Beenie Man and Bounty Killer are among several dancehall celebrities outrages by the recent court ruling paving the way for schools to ban students wearing dreadlocks.
The Jamaican entertainment fraternity—artistes, actors, media personalities, deejays—is crying foul at the recent Supreme Court ruling that schools can ban children sporting dreadlocks hairstyles from entering their doors. Citing the backward, hypocritical step taken mere hours before the island’s Emancipation celebrations, several channeled their indignation into lengthy captions that are still streaming in as the reality of this rather embarrassing situation takes hold. Taking umbrage with the message being sent and the timing, they rightly pointed out that a hefty amount of the island’s appeal comes from boasting of being the birthplace of many locked legends such as Bob Marley, Buju Banton and Koffee.
The decision did not sit well with veterans artistes Spragga Benz, Beenie Man, or Bounty Killer as well as Konshens, Agent Sasco, Kabaka Pyramid, among others. According to Jamaica’s second-highest court, five-year-old Zahara Virgo’s constitutional rights were not breached when she was denied access to the prestigious Kensington Primary School due to her dreadlocks hairstyle back in 2018. While the written judgement outlining the full rationale has not been made available as yet, social media is calling out the classism and institutionalized racism that prevails in Jamaica today.

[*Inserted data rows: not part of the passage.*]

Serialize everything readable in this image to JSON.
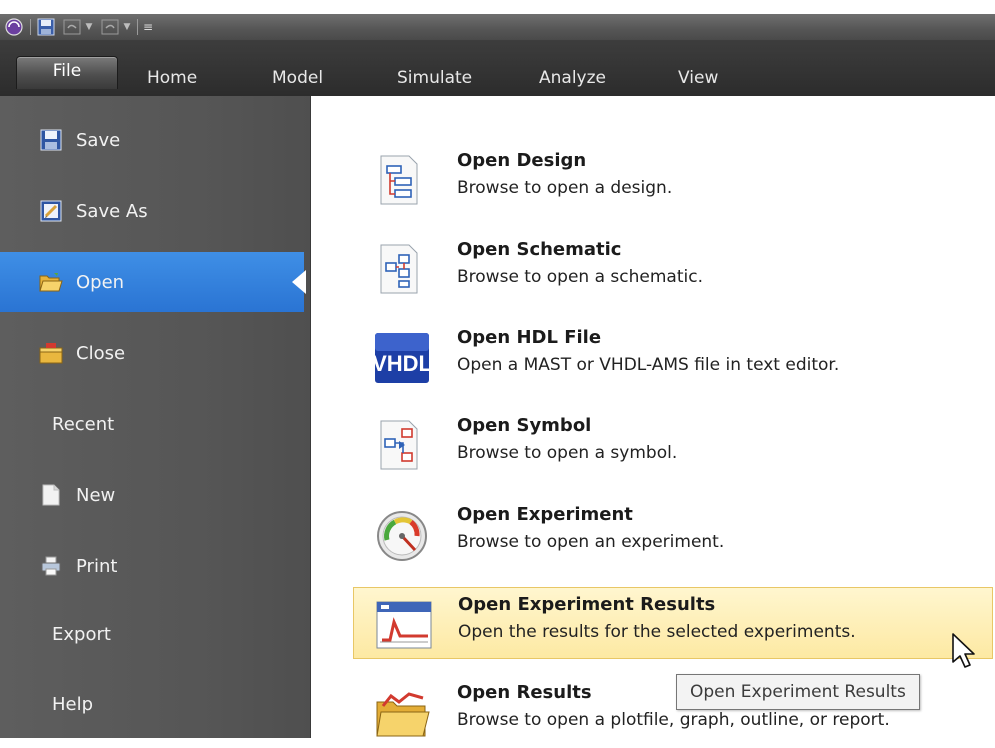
{
  "quick_access": {
    "icons": [
      "app-orb-icon",
      "save-icon",
      "undo-icon",
      "redo-icon",
      "customize-icon"
    ]
  },
  "tabs": {
    "file": "File",
    "home": "Home",
    "model": "Model",
    "simulate": "Simulate",
    "analyze": "Analyze",
    "view": "View"
  },
  "sidebar": {
    "items": [
      {
        "label": "Save",
        "icon": "save-icon"
      },
      {
        "label": "Save As",
        "icon": "save-as-icon"
      },
      {
        "label": "Open",
        "icon": "open-folder-icon",
        "active": true
      },
      {
        "label": "Close",
        "icon": "close-folder-icon"
      },
      {
        "label": "Recent"
      },
      {
        "label": "New",
        "icon": "new-document-icon"
      },
      {
        "label": "Print",
        "icon": "printer-icon"
      },
      {
        "label": "Export"
      },
      {
        "label": "Help"
      }
    ]
  },
  "commands": [
    {
      "title": "Open Design",
      "desc": "Browse to open a design.",
      "icon": "design-tree-icon"
    },
    {
      "title": "Open Schematic",
      "desc": "Browse to open a schematic.",
      "icon": "schematic-icon"
    },
    {
      "title": "Open HDL File",
      "desc": "Open a MAST or VHDL-AMS file in text editor.",
      "icon": "vhdl-icon",
      "icon_text": "VHDL"
    },
    {
      "title": "Open Symbol",
      "desc": "Browse to open a symbol.",
      "icon": "symbol-icon"
    },
    {
      "title": "Open Experiment",
      "desc": "Browse to open an experiment.",
      "icon": "gauge-icon"
    },
    {
      "title": "Open Experiment Results",
      "desc": "Open the results for the selected experiments.",
      "icon": "results-window-icon",
      "highlighted": true
    },
    {
      "title": "Open Results",
      "desc": "Browse to open a plotfile, graph, outline, or report.",
      "icon": "results-folder-icon"
    }
  ],
  "tooltip": "Open Experiment Results",
  "colors": {
    "accent": "#2f7fdc",
    "highlight": "#fde9a3",
    "sidebar": "#585858",
    "tabbar": "#333333"
  }
}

Spragga Benz, whose 17-year-old son was allegedly killed by Jamaican police humbly but explicitly requested an intervention—“Blessed love @andrewholness… if you see this Mr PM this situation is a shame to Jamaica to say the least. Can you address this please and thanks…This is unacceptable… ALL RASTAFARI PEOPLE with and without locks must stand against this discrimination in our island… #MiShame,” Spragga said. “A modern time now and a Rasta mek Jamaica nice” Tarrus Riley lamented in a video posted to his Instagram account in response.
Claiming that the day’s celebrations were “canceled until Rasta free’, Bounty Killer militantly defended the cause in his captions and comments section. “Idiot unno tek J’cans fah. Foh. No Emancipation with Discrimination.” He also reposted a throwback interview where he was asked, “How you feel about Rasta? What Rasta mean to you?” with his response being “I love Rasta cause Rasta is some people who try to bring di culture and di heritage and we history to the people, yuh understand? Rasta is the one who came about singing about the struggle and di life dat we live and we ups and downs yuh undastand?”
Many people share a similar sentiment, noting the convenience of using the Rasta image to promote Jamaica with the reality being that no real rights exist for the people in general. The country’s Attorney General, Marlene Malahoo Forte, has declined to further comment on the Supreme Court’s decision beyond previous arguments that the school’s policy was aimed at maintaining “an acceptable level of hygiene.”
In a press release on the deeply troubling issue that’s garnered international attention, the Prime Minister says he “noted with concern the developments surrounding the case and await the written judgement to determine the basis of the ruling. He added that it is “time to review and amend the Education Act to reflect a modern and culturally inclusive position that protects our children from being barred from any educational institution on the basis of wearing locs as an ordinary hairstyle irrespective of religious reasons.”
In the absence of any meaningful address or attempt to overturn the ruling so far, Jamaican Twitter jumped in with threads and memes that made it clear they thought the decision was incredulous and unacceptable.